Do your perineal massage… religiously
Start massaging the area between your anus and your vagina from 34 weeks. You can use wheatgerm oil or sweet almond oil. Ask your midwife for advice. You’re doing this to help minimise the risk of tearing when you give birth, so it’s very important.
Don’t get too anxious
“The more anxious you get, the more it can slow labour down,” says Simon Mehigan, consultant midwife at Liverpool Women’s Hospital. “So look at ways to stay calm, which can then help you avoid getting to the stage where you need an assisted birth. Ask lots of questions while you’re in labour.”

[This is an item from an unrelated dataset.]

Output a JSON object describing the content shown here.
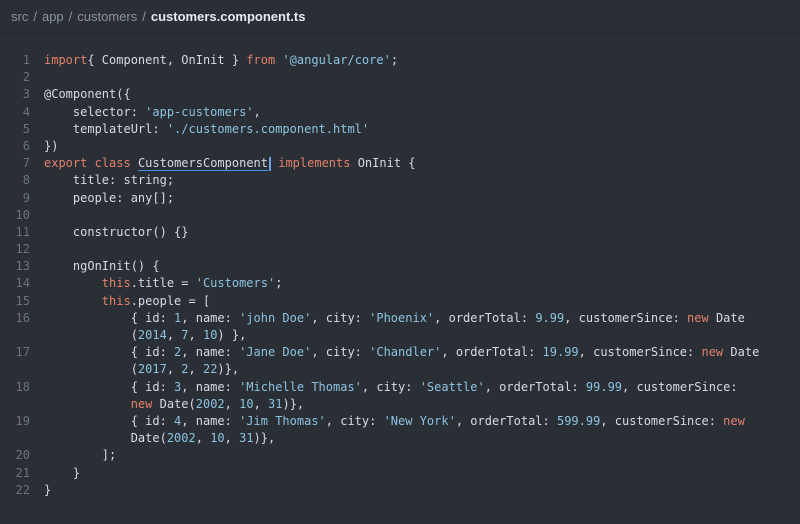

Stop worrying about whether you’ll poo
“The thing mums always ask is will they poo in labour!” says Simon. So, will you? Practical Parenting’s midwife Anne Richley says: “Chances are that nature will kick in and give you a good ‘clear out’ in the early stages of labour, and when it comes to the birth whether or not you poo is irrelevant as it feels that you’re doing one anyway, even if you’re not.” So, there’s no point worrying about it, then.
Choose your birth partner carefully

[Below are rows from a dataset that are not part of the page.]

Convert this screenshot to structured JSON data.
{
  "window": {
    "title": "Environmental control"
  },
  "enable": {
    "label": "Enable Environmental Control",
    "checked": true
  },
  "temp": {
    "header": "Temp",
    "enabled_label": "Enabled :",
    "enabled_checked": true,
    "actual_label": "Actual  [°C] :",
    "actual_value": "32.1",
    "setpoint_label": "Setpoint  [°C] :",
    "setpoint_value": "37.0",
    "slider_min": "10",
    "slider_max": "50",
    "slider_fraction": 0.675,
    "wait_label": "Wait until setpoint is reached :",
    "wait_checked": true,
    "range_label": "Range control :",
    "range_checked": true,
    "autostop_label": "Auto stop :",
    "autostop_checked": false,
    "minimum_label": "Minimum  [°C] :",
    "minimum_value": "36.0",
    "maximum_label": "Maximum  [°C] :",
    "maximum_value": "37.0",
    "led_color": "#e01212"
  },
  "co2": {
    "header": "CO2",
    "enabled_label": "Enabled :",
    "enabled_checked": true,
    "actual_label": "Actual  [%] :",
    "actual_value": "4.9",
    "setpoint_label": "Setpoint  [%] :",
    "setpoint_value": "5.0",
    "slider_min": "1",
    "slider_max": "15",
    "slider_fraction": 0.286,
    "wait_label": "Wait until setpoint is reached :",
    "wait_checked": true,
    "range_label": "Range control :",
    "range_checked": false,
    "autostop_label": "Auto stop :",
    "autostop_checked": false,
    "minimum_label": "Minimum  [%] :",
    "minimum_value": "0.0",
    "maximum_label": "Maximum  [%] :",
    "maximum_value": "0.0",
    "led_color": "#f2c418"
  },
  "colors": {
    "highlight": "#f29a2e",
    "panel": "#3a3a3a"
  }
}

“Your birth partner should be someone you can rely on to support you, and ideally someone who wants to be there and whom you want to be there!” says Anne Richley. “For some women this isn’t their partner, and they feel happier with their mum, sister or a friend. You might want to consider having a second partner, so that if your hubby has a bit of a wobble you won’t feel abandoned.”
Don’t be in too much of a hurry
Labour moves on more quickly when you’re comfortable, which is not your natural state once you arrive at a hospital, so try to relax at home as long as possible before making the trip there. When your contractions get to around seven minutes apart and last more than 30 seconds, it’s time to go.
Become a water baby
Sliding into a bath of warm water is the easiest way to relax during labour and there’s evidence to suggest that women who give birth in water feel less pain and are less likely to need an epidural. Water can also support your weight and help you get into more comfortable positions to help labour. Find out if your hospital or birthing unit has a pool. And don’t forget to run yourself a bath at home once your contractions start.
Use gravity to your advantage
Being upright will help your delivery. “Imagine how much easier a ping-pong ball would slide down an upright drainpipe rather than if you lay it horizontally,” says Anne Richley. “Labours tend to be shorter if you’re upright, and inevitably you’ll keep shifting around which also helps your baby manoeuvre his way out.” You’re not obliged to lie down just because there’s a bed there.
Get on the ball
You might not have been much of a one for ball games before, but a birthing ball should be top of your list of pre-baby purchases. Sitting on one during the last few weeks of pregnancy is thought to help affect the way your baby lies, and leaning over the ball will help you cope with contractions.
Try to get some sleep
You’re so excited when you go into labour that it’s hard to consider getting a bit of shut-eye. But you’re going to need lots of energy to give birth, so get a little rest in the early stages of labour whenever you can.
Don’t forget to take deep breaths
Sounds simple, but neglecting to take deep breaths in and out can slow down your labour, as you’ll be less relaxed. Remember what you learnt in your classes and focus on your breathing, making sure your breaths out are just as long as those in.
“David was worried that he’d be useless when I was in labour, so my mum came too. I assumed I could have whomever I wanted there. When it came to it, he never left the room and was wonderful – though so was my mum!”
Suki Gates, 23, from Richmond, mum to Amelia, 4 weeks
“My midwife laughed when I asked her if I should shave my pubic hair off when it came to labour, and said that hadn’t been the case for at least 30 years!”
Jenny Smithson, 28, from Sunderland, 8 months pregnant